As it happened, I did buy a couple of titles as Christmas presents, books I had never seen anywhere before. I only stopped myself from buying more because my small carry-on bag was full. But even if I had found nothing, it still would have been a blissful way to spend an hour. A couple of years ago, my bibliophile daughter Nora, standing at the railing looking out over the first floor of our local Barnes & Noble, said, “Dad, it feels so comfortable here, around all these books.” Yes, it does. It always does.
This morning’s diversion reminded me to post this lovely NYT piece in which the paper asks seven writers around the world to say a few words about their favorite bookstore. Here’s the entry from Pamela Paul, who edits the Times book review:
Just walking into Hatchards, London’s oldest bookseller and “by appointment royal booksellers to Her Majesty the Queen,” feels like a privilege. Situated off Piccadilly Circus, Hatchards offers a refuge from the hubbub of commercial London, even though it’s now owned by the megachain Waterstones.
Though the store has been remodeled several times, it retains an Old World feel and a determinedly British cast, with wooden banistered staircases and a carpet bearing the design of a book spine published by Hatchards in the Victorian era. Walls display quotes such as this one, from Kingsley Amis: “If you can’t annoy somebody with what you write, I think there’s little point in writing.” Not surprisingly, writers adore Hatchards, with John le Carré, Ruth Rendell and Antonia Fraser among its loyal fans.

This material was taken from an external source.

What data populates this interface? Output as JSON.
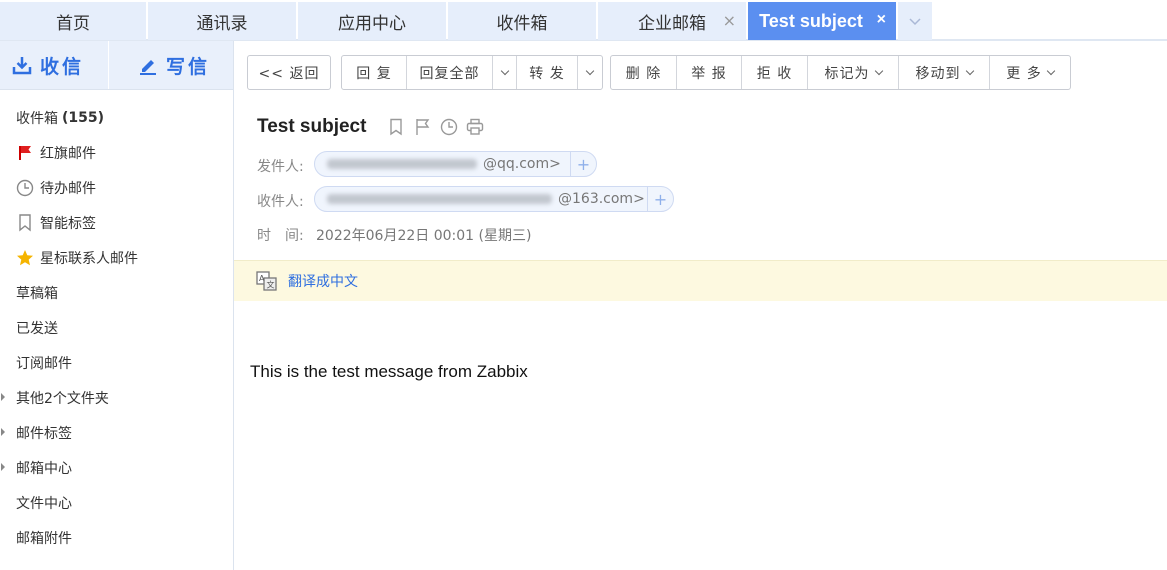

Yes, Hatchards has an unabashedly clubby feel, but it’s one that recognizes all readers as members. Everyone here is a book person, from the cashiers to the floor managers, and the displays feel especially welcoming to bookish types. Themed tables are labeled by quotes rather than categories. A table on contemporary politics, for example, bears a quote from Lord Acton: “History is not a burden on the memory, but an illumination of the soul.”
The stock is at once comprehensive and well curated. Primacy of place goes to books by and about lords and dames of English letters such as Winston Churchill, George Orwell and Muriel Spark. One table offers books purely on birding. In Britain, publishers are more widely recognized for their taste and style, and Hatchards allows this to shine through with tables displaying an entire season from the tiny Pushkin Press, “Frightfully Fabulous Fabers” and the full Penguin Books Great Ideas series.

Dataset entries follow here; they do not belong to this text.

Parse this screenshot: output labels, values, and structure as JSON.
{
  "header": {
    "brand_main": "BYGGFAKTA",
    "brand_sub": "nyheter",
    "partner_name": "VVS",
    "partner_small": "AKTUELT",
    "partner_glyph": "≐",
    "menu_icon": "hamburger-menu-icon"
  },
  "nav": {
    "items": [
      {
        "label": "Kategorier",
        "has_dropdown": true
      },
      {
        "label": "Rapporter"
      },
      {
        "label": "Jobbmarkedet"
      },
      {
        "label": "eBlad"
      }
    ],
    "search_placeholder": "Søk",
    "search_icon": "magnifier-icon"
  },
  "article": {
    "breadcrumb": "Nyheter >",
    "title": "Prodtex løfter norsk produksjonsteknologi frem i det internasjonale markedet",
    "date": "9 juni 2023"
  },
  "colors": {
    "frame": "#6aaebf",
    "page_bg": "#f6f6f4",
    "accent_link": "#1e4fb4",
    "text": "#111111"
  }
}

This may make the atmosphere sound snooty; it’s not. A lively table is dedicated to drinking, and the crime selection is vast; one display label reads “In the library, with the revolver.” P.G. Wodehouse gets his own shelf, as does Roald Dahl. The children’s section is a happy place complete with stuffed Gruffalos and pages from The Daily Prophet. One is grateful to be let in and to feel at home.

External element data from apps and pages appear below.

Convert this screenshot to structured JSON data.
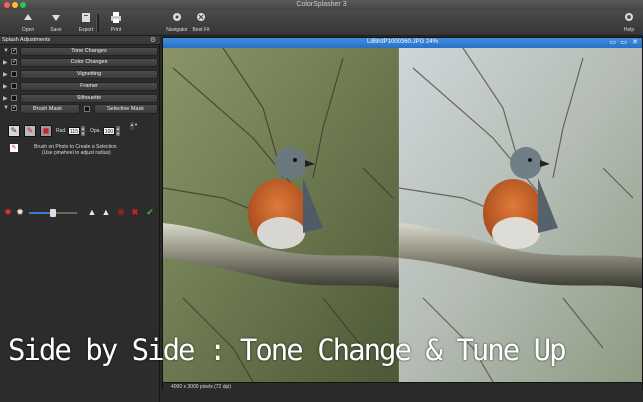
{
  "app": {
    "title": "ColorSplasher 3"
  },
  "toolbar": {
    "open": "Open",
    "save": "Save",
    "export": "Export",
    "print": "Print",
    "navigator": "Navigator",
    "best_fit": "Best Fit",
    "help": "Help"
  },
  "panel": {
    "title": "Splash Adjustments",
    "sections": [
      {
        "label": "Tone Changes",
        "checked": true
      },
      {
        "label": "Color Changes",
        "checked": true
      },
      {
        "label": "Vignetting",
        "checked": false
      },
      {
        "label": "Framer",
        "checked": false
      },
      {
        "label": "Silhouette",
        "checked": false
      }
    ],
    "brush_mask": "Brush Mask",
    "selective_mask": "Selective Mask",
    "rad_label": "Rad.",
    "rad_value": "115",
    "opa_label": "Opa.",
    "opa_value": "100",
    "info_line1": "Brush on Photo to Create a Selection",
    "info_line2": "(Use pinwheel to adjust radius)",
    "slider_value": 0.5
  },
  "image_window": {
    "title": "LilBirdP1000360.JPG 24%",
    "footer": "4000 x 3000 pixels (72 dpi)"
  },
  "caption": "Side by Side : Tone Change & Tune Up",
  "colors": {
    "accent_blue": "#2a6fc4",
    "red": "#d22020",
    "green": "#3cb83c"
  },
  "icons": [
    "open-icon",
    "save-icon",
    "export-icon",
    "print-icon",
    "navigator-icon",
    "best-fit-icon",
    "help-icon",
    "gear-icon",
    "brush-icon",
    "eraser-icon",
    "red-dot-icon",
    "white-dot-icon",
    "check-icon",
    "close-icon"
  ]
}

Next time I’m in London, I know where I’m headed. Read the entire piece.
Longtime readers know that my favorite bookstore in all the world is Eighth Day Books in Wichita, Kansas. Here’s an excerpt of what I wrote about it last year:
It’s hard to convey what an amazing bookstore this is. Imagine that Tolkien and Lewis were curating the place, with the Orthodox Philip Sherrard twisting their arms — hard. James K.A. Smith and I stood next to each other by a shelf tonight just marveling that such a place even exists in this fallen world. This whole underground Christian scene in Wichita, composed of alt-Orthodox, Catholics, and Evangelicals, seems to be centered around this bookstore and The Ladder next door. And I was thinking man, what I wouldn’t give for a place like this where I live. I’m seriously thinking about roadtripping to Wichita with the family this summer just to hang with these great people and be in the orbit of Eighth Day Books.
I’m just the kind of person who gets that excited about a bookstore, is all. But damn, what Warren Farha has created here is a great American institution. I’m serious about that. This is what book lovers hope that all bookstores will be like: eclectic, idiosyncratic, and radiant with the conviction that the people who own this thing have a vision that was not decided by algorithms from corporate headquarters.
I hope you’re planning to go to the Eighth Day Institute symposium from January 12-14, 2017, in Wichita. If you’re not yet decided, let me sweeten the pot by telling you that Eighth Day Books is a destination not to be missed. Bring an extra bag for all the books you’ll be bringing home. I’m serious.
Readers, I invite you to share your thoughts about your favorite bookstore.